PROBLEM REQUIREMENTS: One exact copy of the listing is needed. It should contain no pictures.

DATA PROVIDED:
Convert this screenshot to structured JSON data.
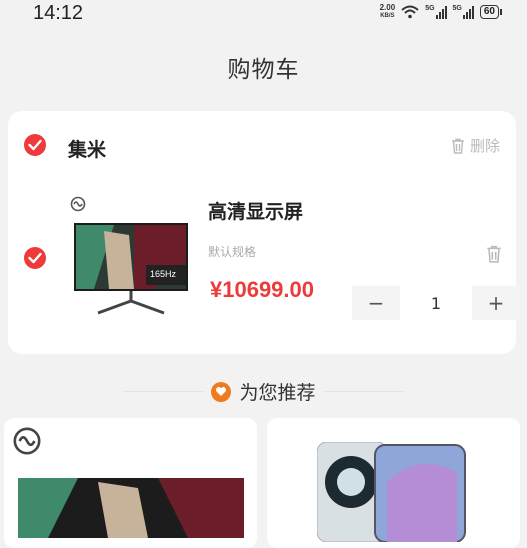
{
  "status_bar": {
    "time": "14:12",
    "net_speed_value": "2.00",
    "net_speed_unit": "KB/S",
    "signal_1_label": "5G",
    "signal_2_label": "5G",
    "battery": "60"
  },
  "page": {
    "title": "购物车"
  },
  "cart": {
    "shop_name": "集米",
    "delete_label": "删除",
    "item": {
      "name": "高清显示屏",
      "spec": "默认规格",
      "price": "¥10699.00",
      "quantity": "1",
      "monitor_badge": "165Hz"
    },
    "stepper": {
      "minus": "−",
      "plus": "+"
    }
  },
  "recommend": {
    "title": "为您推荐"
  },
  "colors": {
    "accent": "#ee3a3a",
    "recommend_icon": "#f07a1e"
  },
  "icons": [
    "check-icon",
    "trash-icon",
    "brand-logo-icon",
    "heart-icon"
  ]
}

PROBLEM SOLUTION:
Convert this screenshot to structured JSON data.
{
  "status_bar": {
    "time": "14:12",
    "net_speed_value": "2.00",
    "net_speed_unit": "KB/S",
    "signal_1_label": "5G",
    "signal_2_label": "5G",
    "battery": "60"
  },
  "page": {
    "title": "购物车"
  },
  "cart": {
    "shop_name": "集米",
    "delete_label": "删除",
    "item": {
      "name": "高清显示屏",
      "spec": "默认规格",
      "price": "¥10699.00",
      "quantity": "1",
      "monitor_badge": "165Hz"
    },
    "stepper": {
      "minus": "−",
      "plus": "+"
    }
  },
  "recommend": {
    "title": "为您推荐"
  },
  "colors": {
    "accent": "#ee3a3a",
    "recommend_icon": "#f07a1e"
  },
  "icons": [
    "check-icon",
    "trash-icon",
    "brand-logo-icon",
    "heart-icon"
  ]
}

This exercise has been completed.